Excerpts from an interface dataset
Content starts

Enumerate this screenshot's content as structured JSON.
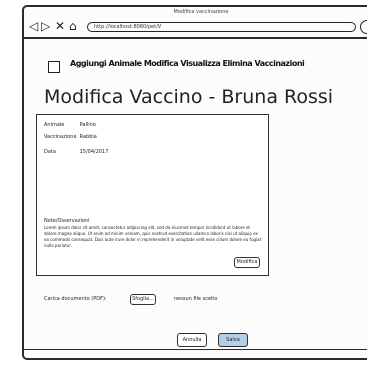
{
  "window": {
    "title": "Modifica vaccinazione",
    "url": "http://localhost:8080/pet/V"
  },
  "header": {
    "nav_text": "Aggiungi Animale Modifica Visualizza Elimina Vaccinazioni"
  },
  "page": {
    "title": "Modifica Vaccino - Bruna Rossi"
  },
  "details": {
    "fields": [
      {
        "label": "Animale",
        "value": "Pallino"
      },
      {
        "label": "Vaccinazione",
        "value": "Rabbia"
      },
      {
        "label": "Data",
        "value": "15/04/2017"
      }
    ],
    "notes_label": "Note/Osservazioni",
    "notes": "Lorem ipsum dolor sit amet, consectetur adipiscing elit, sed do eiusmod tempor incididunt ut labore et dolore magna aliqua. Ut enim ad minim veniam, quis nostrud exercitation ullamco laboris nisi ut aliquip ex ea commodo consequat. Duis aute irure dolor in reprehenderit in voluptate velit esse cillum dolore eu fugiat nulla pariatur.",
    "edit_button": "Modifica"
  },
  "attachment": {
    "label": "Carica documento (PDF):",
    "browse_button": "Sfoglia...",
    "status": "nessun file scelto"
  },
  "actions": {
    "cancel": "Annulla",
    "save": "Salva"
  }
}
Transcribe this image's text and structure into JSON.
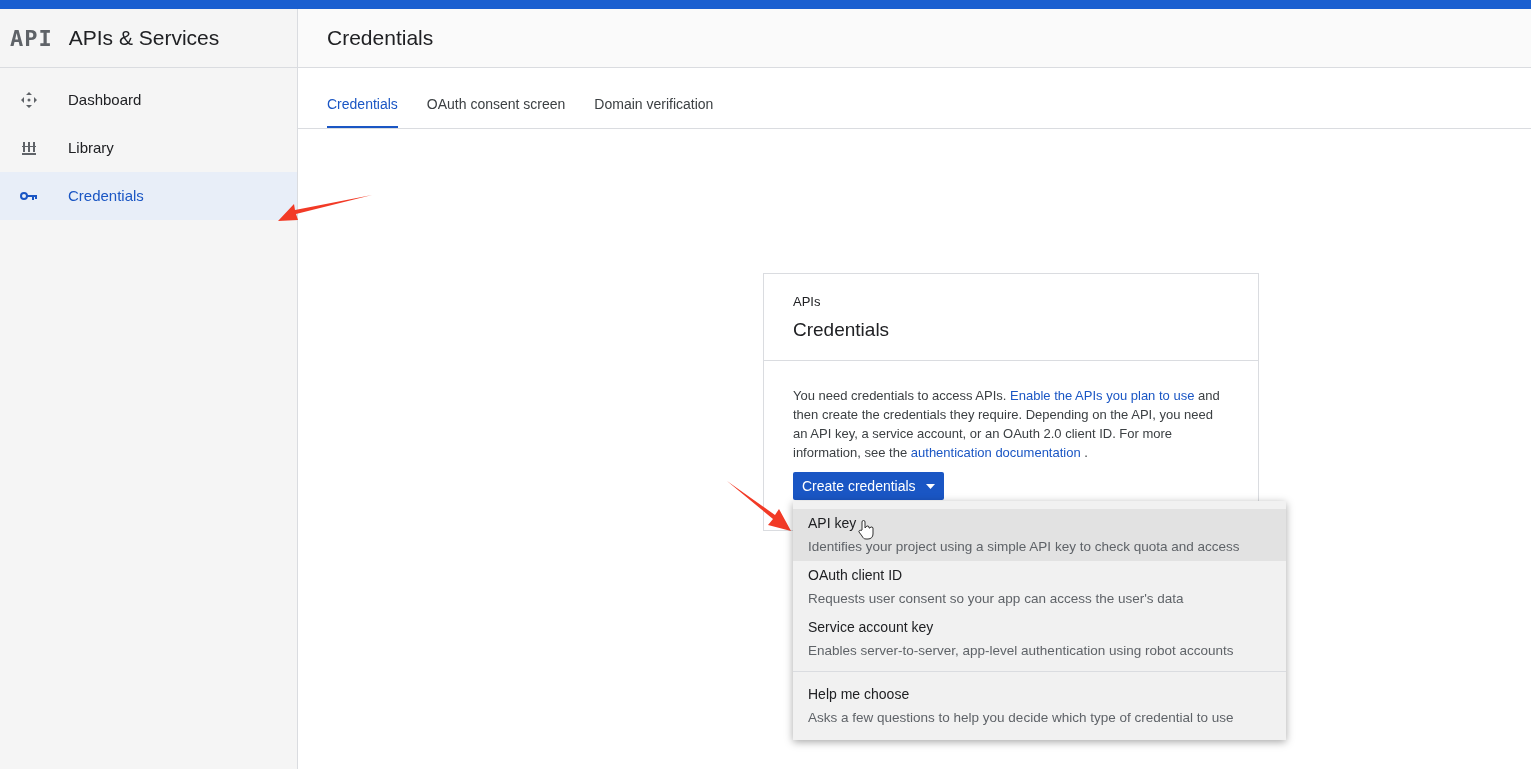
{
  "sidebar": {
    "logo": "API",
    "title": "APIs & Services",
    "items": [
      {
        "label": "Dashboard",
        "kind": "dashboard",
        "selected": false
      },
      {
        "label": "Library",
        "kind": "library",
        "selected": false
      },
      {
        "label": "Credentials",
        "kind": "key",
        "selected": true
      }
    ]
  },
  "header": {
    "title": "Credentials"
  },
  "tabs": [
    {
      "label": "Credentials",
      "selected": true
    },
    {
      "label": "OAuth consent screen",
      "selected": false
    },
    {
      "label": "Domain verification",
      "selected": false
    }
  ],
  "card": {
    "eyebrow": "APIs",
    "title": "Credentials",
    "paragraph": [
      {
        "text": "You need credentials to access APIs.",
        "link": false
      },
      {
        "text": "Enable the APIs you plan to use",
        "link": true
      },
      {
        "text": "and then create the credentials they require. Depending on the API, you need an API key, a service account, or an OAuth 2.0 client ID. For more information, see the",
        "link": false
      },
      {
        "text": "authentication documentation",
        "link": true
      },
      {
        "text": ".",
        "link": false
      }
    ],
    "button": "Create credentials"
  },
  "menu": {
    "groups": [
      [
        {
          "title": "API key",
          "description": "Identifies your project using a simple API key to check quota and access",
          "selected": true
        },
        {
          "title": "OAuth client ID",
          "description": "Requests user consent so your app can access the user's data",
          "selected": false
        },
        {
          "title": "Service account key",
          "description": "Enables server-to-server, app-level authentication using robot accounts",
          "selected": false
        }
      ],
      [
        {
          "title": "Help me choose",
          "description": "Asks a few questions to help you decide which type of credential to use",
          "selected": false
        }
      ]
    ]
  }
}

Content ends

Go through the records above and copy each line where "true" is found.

        "selected": true
      "selected": true
        "link": true
        "link": true
          "selected": true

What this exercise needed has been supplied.